One doesn’t have to live in Yellowknife long to hear people talk about their favorite summer vacation destination, the east arm of Great Slave Lake. But this is no ordinary holiday spot. Locals frequently wax lyrically about it, their eyes misting over with an inner vision of its perfection and beauty. It seems to be the north’s very own nirvana. So, of course, we were curious. At the first opportunity, we planned a trip there.
We were lucky enough to get out there for 10 days this summer, just Martin and I in our two lovely sea kayaks, christened on this trip the Moth (my white one) and the Kingfisher. I had no idea that Kingfisher in Spanish is Martin Pescador, which literally translated means Martin Fisherman. But in that strange way of serendipity and coincidence, it seemed like the perfect name for a few reasons.
The east arm is a distance of some 100 to 200 km away, by way of a potentially nasty long and cliff lined stretch of open water, that all wise locals treat with the utmost respect. So we took the easy way and charted our own plane to take us out. We went out in a turbo Beaver plane with Summit Air. It was a pretty neat experience to kayak from our houseboat to the float plane base to meet the plane for the trip, a mere 10 minute paddle away.
We were lucky enough to have amazing weather. It was mostly warm, sunny and calm, with very little wind for the whole trip. Unusual in an area where one can be wind bound on shore for days at a time.
It is a beautiful area, as you can see from the photos, but what you can’t see is the vastness of the place. The sense of solitude. In our 10 days we saw only a few boats off in the distance. The air is so clear it seems like you can see for miles and miles – at one point we thought we could see the end of the lake some 40 km away. (Although perhaps I was under a sort of nirvana spell at the time, as I’ve since read that the curvature of the earth means we can only see about 4 km away, at least on open water. Perhaps someone who knows more about this than I can explain this?) Not only is the air incredibly clean and crisp, so that everything looks like an Ansel Adams painting, the water is also remarkably clear. As I’ve only once before seen such clean water, at the southern tip of Tasmania, this is likely some of the clearest water remaining on the planet. And did I mention the temperature of the water? A shocking plus 4. Not quite warm enough for swimming. Although we found quite a few ‘bathtubs’ – small pools of water in the rocks at the lake shore where the water had warmed up considerably – not exactly hot tub temperature but at least tepid.
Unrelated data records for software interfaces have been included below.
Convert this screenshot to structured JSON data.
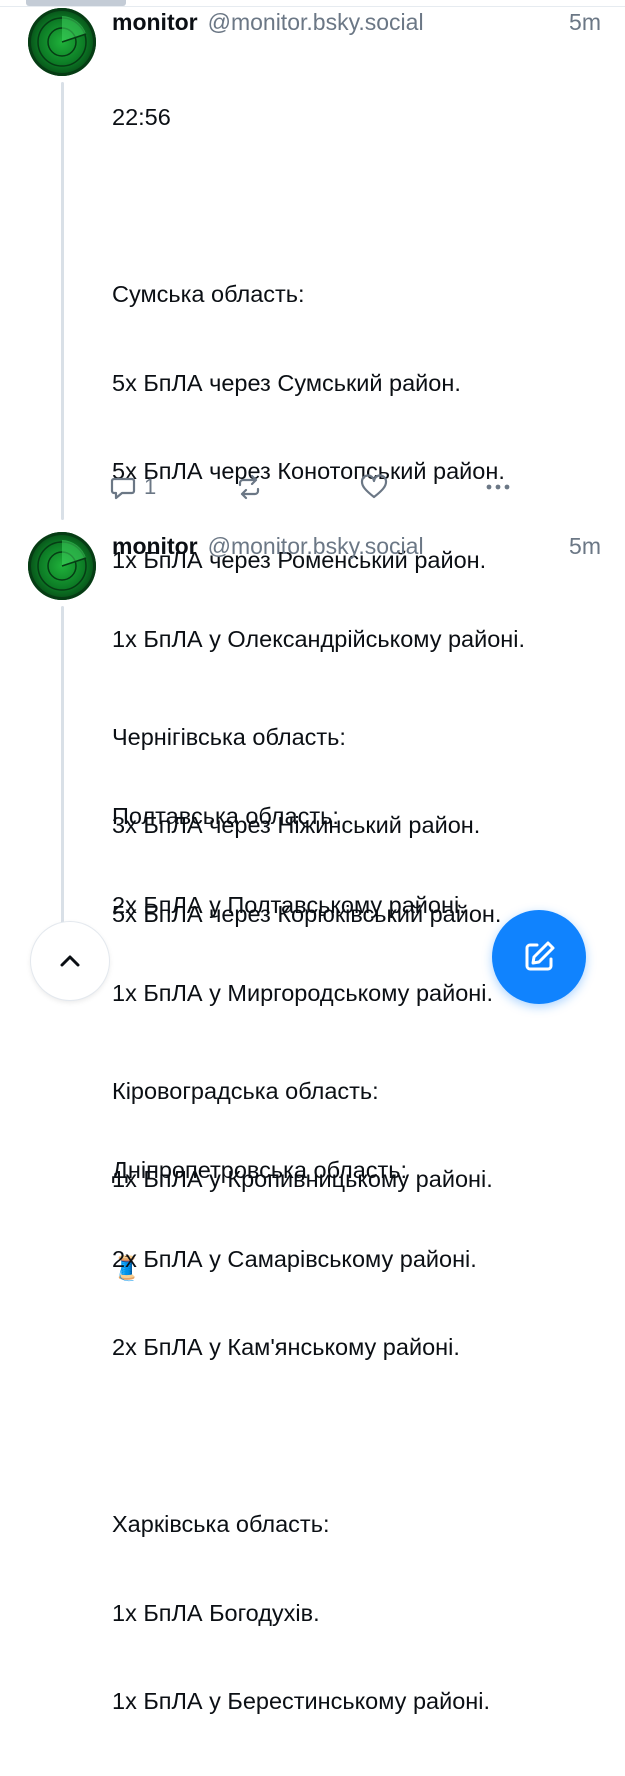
{
  "posts": [
    {
      "author": {
        "name": "monitor",
        "handle": "@monitor.bsky.social"
      },
      "time": "5m",
      "lines": [
        "22:56",
        "",
        "Сумська область:",
        "5х БпЛА через Сумський район.",
        "5х БпЛА через Конотопський район.",
        "1х БпЛА через Роменський район.",
        "",
        "Чернігівська область:",
        "3х БпЛА через Ніжинський район.",
        "5х БпЛА через Корюківський район.",
        "",
        "Кіровоградська область:",
        "1х БпЛА у Кропивницькому районі.",
        "🧵"
      ],
      "actions": {
        "reply_count": "1",
        "reply_icon": "reply-icon",
        "repost_icon": "repost-icon",
        "like_icon": "heart-icon",
        "more_icon": "more-icon"
      }
    },
    {
      "author": {
        "name": "monitor",
        "handle": "@monitor.bsky.social"
      },
      "time": "5m",
      "lines": [
        "1х БпЛА у Олександрійському районі.",
        "",
        "Полтавська область:",
        "2х БпЛА у Полтавському районі.",
        "1х БпЛА у Миргородському районі.",
        "",
        "Дніпропетровська область:",
        "2х БпЛА у Самарівському районі.",
        "2х БпЛА у Кам'янському районі.",
        "",
        "Харківська область:",
        "1х БпЛА Богодухів.",
        "1х БпЛА у Берестинському районі."
      ]
    }
  ],
  "buttons": {
    "scroll_top_icon": "chevron-up-icon",
    "compose_icon": "compose-icon"
  },
  "colors": {
    "accent": "#1083fe",
    "muted": "#6b7785",
    "text": "#0b0f14",
    "avatar_green": "#0d7d26"
  }
}
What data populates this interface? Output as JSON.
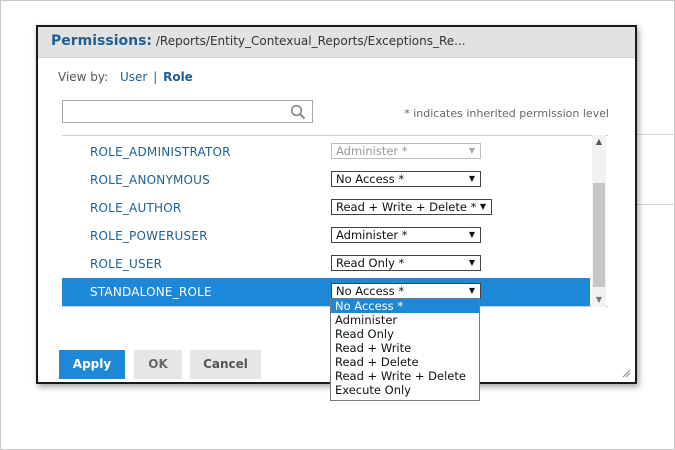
{
  "dialog": {
    "title": "Permissions:",
    "path": "/Reports/Entity_Contexual_Reports/Exceptions_Re..."
  },
  "view_by": {
    "label": "View by:",
    "user": "User",
    "separator": "|",
    "role": "Role"
  },
  "search": {
    "value": "",
    "placeholder": ""
  },
  "note": "* indicates inherited permission level",
  "rows": [
    {
      "name": "ROLE_ADMINISTRATOR",
      "permission": "Administer *"
    },
    {
      "name": "ROLE_ANONYMOUS",
      "permission": "No Access *"
    },
    {
      "name": "ROLE_AUTHOR",
      "permission": "Read + Write + Delete *"
    },
    {
      "name": "ROLE_POWERUSER",
      "permission": "Administer *"
    },
    {
      "name": "ROLE_USER",
      "permission": "Read Only *"
    },
    {
      "name": "STANDALONE_ROLE",
      "permission": "No Access *"
    }
  ],
  "dropdown_options": [
    "No Access *",
    "Administer",
    "Read Only",
    "Read + Write",
    "Read + Delete",
    "Read + Write + Delete",
    "Execute Only"
  ],
  "buttons": {
    "apply": "Apply",
    "ok": "OK",
    "cancel": "Cancel"
  },
  "colors": {
    "accent": "#1e88d8",
    "title": "#1f5f96"
  }
}
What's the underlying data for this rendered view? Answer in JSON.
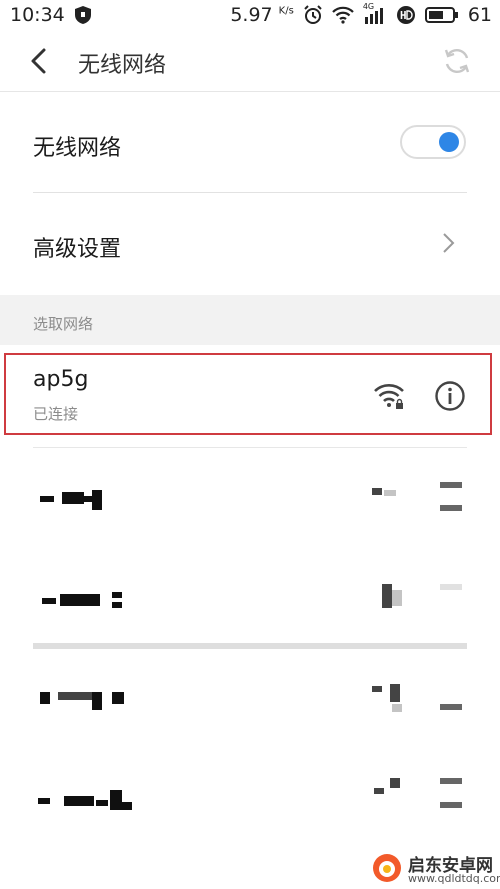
{
  "status_bar": {
    "time": "10:34",
    "net_speed": "5.97",
    "net_speed_unit": "K/s",
    "network_type": "4G",
    "battery": "61"
  },
  "header": {
    "title": "无线网络"
  },
  "wifi_toggle": {
    "label": "无线网络",
    "enabled": true
  },
  "advanced": {
    "label": "高级设置"
  },
  "networks_section": {
    "title": "选取网络",
    "connected": {
      "name": "ap5g",
      "status": "已连接"
    }
  },
  "watermark": {
    "title": "启东安卓网",
    "url": "www.qdldtdq.com"
  },
  "colors": {
    "accent": "#2e86e6",
    "highlight": "#cf3b40"
  },
  "icons": [
    "back-arrow-icon",
    "refresh-icon",
    "chevron-right-icon",
    "wifi-lock-icon",
    "info-icon",
    "shield-icon",
    "alarm-icon",
    "wifi-icon",
    "signal-icon",
    "hd-icon",
    "battery-icon"
  ]
}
The fishing of course was beyond belief. Apparently this is some of the best trout fishing water in the world, home of the really big ones. We generally managed to catch our modest dinner sized trout in one or two casts. We had fish cooked several different ways over the campfire. Delicious.
We saw a great deal of bear, moose and caribou sign, but no actual animals. I didn’t mind, having had enough bear encounters in campsites for one lifetime. We saw a mink several times one night, and saw loons and ducks, the loons carrying babies on their backs. We often fell asleep to their haunting calls. One day a hunting pair of peregrine falcons chased and caught one of a pair of grey jays right in front of us. Plucked him out of the air in the blink of an eye. The next minute he was carried up and away to the high cliffs across from our camp, where we could hear the strident calls of the hungry young. We saw a colony of cliff swallow nests filled with babies. I love swallows – the parents flew back and forth with such a cheerful and hopeful energy. We ate wild blueberry bannock for breakfast.